The title is a reference to the phrase "A Picture's Worth a Thousand Words".
At the carnival shooting gallery, Stewie sings “This is my rifle, this is my gun. This is for fighting, this is for fun”; a modern military slogan made notable by the film Full Metal Jacket.
The scene where Peter throws a penny from the roof and it splits the policeman in half, revealing a seemingly embarrassed naked midget inside, is very much reminiscent of Terry Gilliam's animation shorts from Monty Python's Flying Circus. The idea itself of a person revealed to be a midget or two midgets in a "big people suit" is a recurring gag in several episodes.
At the hotel, Peter asks the receptionist if they have rat bellhops like in The Muppets, a reference to Rizzo the Rat and his colleagues in Muppets Take Manhattan.

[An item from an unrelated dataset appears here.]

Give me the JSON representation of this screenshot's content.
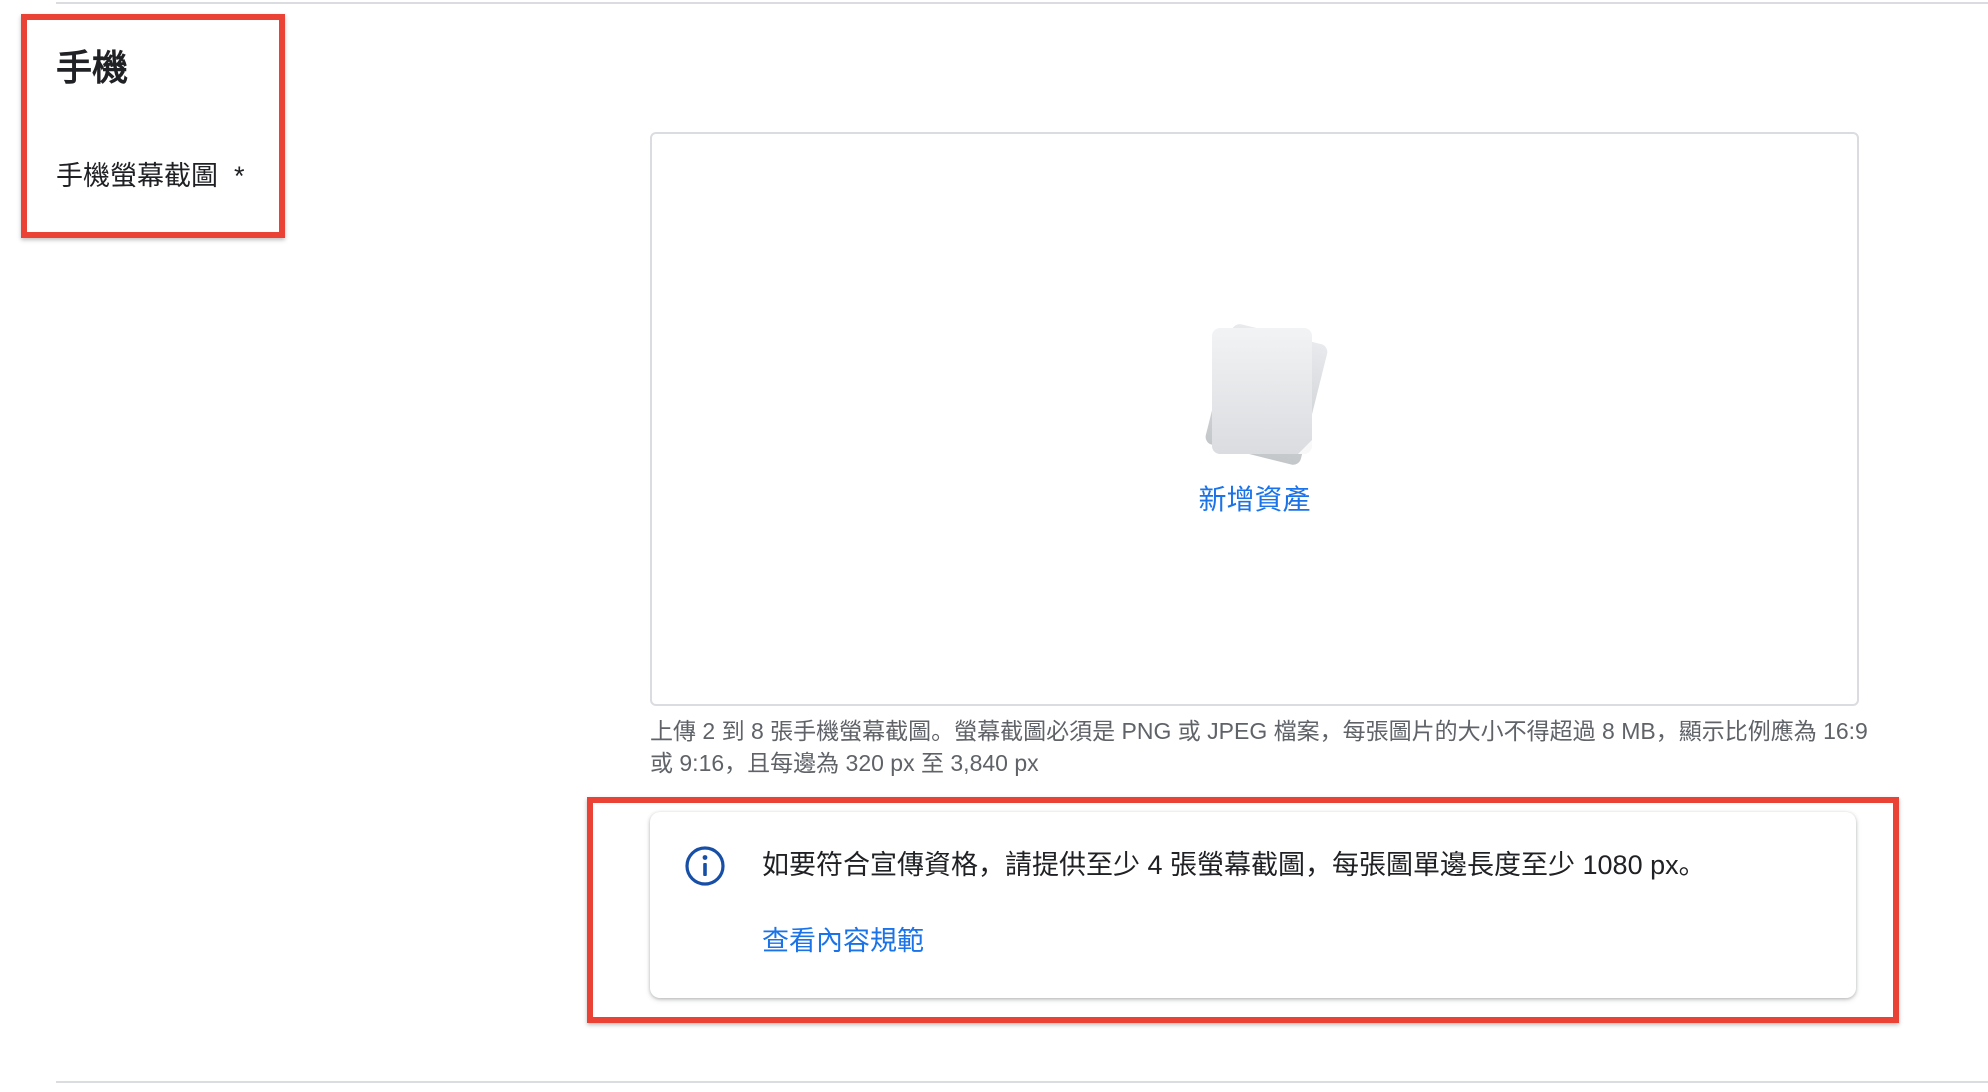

At the museum of Modern Art, Brian finds some art by Robert Mapplethorpe that’s not photography. A worker claims that early on, Mapplethorpe did caricatures. It then cuts to a scene of him drawing a kid named Tim's picture with baseball hall of famer Reggie Jackson defecating upon the child, then asking him what his player number is. This is a reference to Mapplethorpe's work with coprophagia as well as a recurring reference to the Cleveland steamer.

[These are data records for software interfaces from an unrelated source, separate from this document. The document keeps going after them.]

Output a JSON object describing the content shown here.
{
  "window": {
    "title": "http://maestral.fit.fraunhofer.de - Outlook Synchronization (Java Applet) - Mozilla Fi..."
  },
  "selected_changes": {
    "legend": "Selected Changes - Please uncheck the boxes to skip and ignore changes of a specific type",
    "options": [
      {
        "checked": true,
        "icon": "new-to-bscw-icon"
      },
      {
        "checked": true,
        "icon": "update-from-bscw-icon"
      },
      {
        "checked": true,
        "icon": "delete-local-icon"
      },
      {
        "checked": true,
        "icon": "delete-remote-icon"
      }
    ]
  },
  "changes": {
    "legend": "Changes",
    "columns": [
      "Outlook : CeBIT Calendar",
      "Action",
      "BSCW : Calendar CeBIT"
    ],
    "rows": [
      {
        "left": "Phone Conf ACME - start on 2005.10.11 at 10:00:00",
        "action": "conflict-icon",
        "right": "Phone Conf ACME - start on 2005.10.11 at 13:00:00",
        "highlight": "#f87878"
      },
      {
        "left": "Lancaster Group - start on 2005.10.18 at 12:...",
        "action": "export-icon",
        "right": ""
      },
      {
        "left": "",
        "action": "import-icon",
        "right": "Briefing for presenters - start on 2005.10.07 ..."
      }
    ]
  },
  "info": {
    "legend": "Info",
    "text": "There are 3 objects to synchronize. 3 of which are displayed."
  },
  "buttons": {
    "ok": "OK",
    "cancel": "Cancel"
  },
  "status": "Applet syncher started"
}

Peter rejects the idea of Chris having to go to an art school, saying there’s not enough time. He then pulls out a knife and says, “Chris, give me your ear.” a reference to Vincent van Gogh cutting off his ear.

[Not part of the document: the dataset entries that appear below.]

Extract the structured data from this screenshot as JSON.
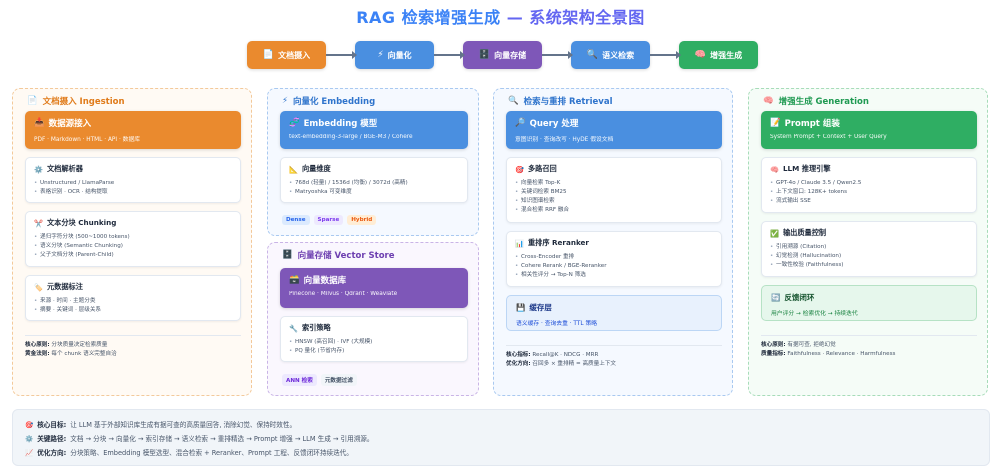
{
  "title": {
    "part1": "RAG 检索增强生成",
    "part2": "— 系统架构全景图"
  },
  "flow": [
    {
      "icon": "📄",
      "label": "文档摄入",
      "color": "#ea8a2e"
    },
    {
      "icon": "⚡",
      "label": "向量化",
      "color": "#4a8fe0"
    },
    {
      "icon": "🗄️",
      "label": "向量存储",
      "color": "#7e57b8"
    },
    {
      "icon": "🔍",
      "label": "语义检索",
      "color": "#4a8fe0"
    },
    {
      "icon": "🧠",
      "label": "增强生成",
      "color": "#2fae63"
    }
  ],
  "ingestion": {
    "title": "文档摄入 Ingestion",
    "icon": "📄",
    "header": {
      "icon": "📥",
      "title": "数据源接入",
      "sub": "PDF · Markdown · HTML · API · 数据库"
    },
    "cards": [
      {
        "icon": "⚙️",
        "title": "文档解析器",
        "items": [
          "Unstructured / LlamaParse",
          "表格识别 · OCR · 结构提取"
        ]
      },
      {
        "icon": "✂️",
        "title": "文本分块 Chunking",
        "items": [
          "递归字符分块 (500~1000 tokens)",
          "语义分块 (Semantic Chunking)",
          "父子文档分块 (Parent-Child)"
        ]
      },
      {
        "icon": "🏷️",
        "title": "元数据标注",
        "items": [
          "来源 · 时间 · 主题分类",
          "摘要 · 关键词 · 层级关系"
        ]
      }
    ],
    "notes": [
      {
        "label": "核心原则:",
        "text": "分块质量决定检索质量"
      },
      {
        "label": "黄金法则:",
        "text": "每个 chunk 语义完整自洽"
      }
    ]
  },
  "embedding": {
    "title": "向量化 Embedding",
    "icon": "⚡",
    "header": {
      "icon": "🧬",
      "title": "Embedding 模型",
      "sub": "text-embedding-3-large / BGE-M3 / Cohere"
    },
    "card": {
      "icon": "📐",
      "title": "向量维度",
      "items": [
        "768d (轻量) / 1536d (均衡) / 3072d (高精)",
        "Matryoshka 可变维度"
      ]
    },
    "tags": [
      "Dense",
      "Sparse",
      "Hybrid"
    ]
  },
  "store": {
    "title": "向量存储 Vector Store",
    "icon": "🗄️",
    "header": {
      "icon": "🗃️",
      "title": "向量数据库",
      "sub": "Pinecone · Milvus · Qdrant · Weaviate"
    },
    "card": {
      "icon": "🔧",
      "title": "索引策略",
      "items": [
        "HNSW (高召回) · IVF (大规模)",
        "PQ 量化 (节省内存)"
      ]
    },
    "tags": [
      "ANN 检索",
      "元数据过滤"
    ]
  },
  "retrieval": {
    "title": "检索与重排 Retrieval",
    "icon": "🔍",
    "header": {
      "icon": "🔎",
      "title": "Query 处理",
      "sub": "意图识别 · 查询改写 · HyDE 假设文档"
    },
    "cards": [
      {
        "icon": "🎯",
        "title": "多路召回",
        "items": [
          "向量检索 Top-K",
          "关键词检索 BM25",
          "知识图谱检索",
          "混合检索 RRF 融合"
        ]
      },
      {
        "icon": "📊",
        "title": "重排序 Reranker",
        "items": [
          "Cross-Encoder 重排",
          "Cohere Rerank / BGE-Reranker",
          "相关性评分 → Top-N 筛选"
        ]
      }
    ],
    "cache": {
      "icon": "💾",
      "title": "缓存层",
      "sub": "语义缓存 · 查询去重 · TTL 策略"
    },
    "notes": [
      {
        "label": "核心指标:",
        "text": "Recall@K · NDCG · MRR"
      },
      {
        "label": "优化方向:",
        "text": "召回多 × 重排精 = 高质量上下文"
      }
    ]
  },
  "generation": {
    "title": "增强生成 Generation",
    "icon": "🧠",
    "header": {
      "icon": "📝",
      "title": "Prompt 组装",
      "sub": "System Prompt + Context + User Query"
    },
    "cards": [
      {
        "icon": "🧠",
        "title": "LLM 推理引擎",
        "items": [
          "GPT-4o / Claude 3.5 / Qwen2.5",
          "上下文窗口: 128K+ tokens",
          "流式输出 SSE"
        ]
      },
      {
        "icon": "✅",
        "title": "输出质量控制",
        "items": [
          "引用溯源 (Citation)",
          "幻觉检测 (Hallucination)",
          "一致性校验 (Faithfulness)"
        ]
      }
    ],
    "feedback": {
      "icon": "🔄",
      "title": "反馈闭环",
      "sub": "用户评分 → 检索优化 → 持续迭代"
    },
    "notes": [
      {
        "label": "核心原则:",
        "text": "有据可查, 拒绝幻觉"
      },
      {
        "label": "质量指标:",
        "text": "Faithfulness · Relevance · Harmfulness"
      }
    ]
  },
  "summary": [
    {
      "icon": "🎯",
      "label": "核心目标:",
      "text": "让 LLM 基于外部知识库生成有据可查的高质量回答, 消除幻觉、保持时效性。"
    },
    {
      "icon": "⚙️",
      "label": "关键路径:",
      "text": "文档 → 分块 → 向量化 → 索引存储 → 语义检索 → 重排精选 → Prompt 增强 → LLM 生成 → 引用溯源。"
    },
    {
      "icon": "📈",
      "label": "优化方向:",
      "text": "分块策略、Embedding 模型选型、混合检索 + Reranker、Prompt 工程、反馈闭环持续迭代。"
    }
  ],
  "colors": {
    "orange": "#ea8a2e",
    "blue": "#4a8fe0",
    "purple": "#7e57b8",
    "green": "#2fae63"
  }
}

When Stewie takes a look at secret papers in a Chinese briefcase at the [United Nations, he comments “Ancient Chinese secret, huh?” a catchphrase from a Calgon water softener advertisement.
Peter’s song “Make Our Name Famous” is a parody of “Everything’s Coming Up Roses” from Gypsy: A Musical Fable.
Peter and Meg walk through New York to music from The Flintstones. The background changes into Bedrock until they back out of it. The background change is also similar to the Warner Bros.' cartoon Duck Amuck, where Daffy Duck is seen wandering from one scenery to another.
The scene introducing Chris's art show, with smoke and a laser-light show, appears to be an allusion to the unveiling of the "Chromolume #7" in Sunday in the Park with George as evidenced by the mentioning of Seurat's "Sunday Afternoon on the Island of La Grande Jatte".
The scene where Chris' reveals his diligently worked on painting featuring multiple pictures of Peter with different shades of colors is an allusion to Andy Warhol and his similar prints of Marilyn Monroe.
Peter mentions in his song that he will make Meg "known far and wide, like that princess who died", a reference to the death of Princess Diana.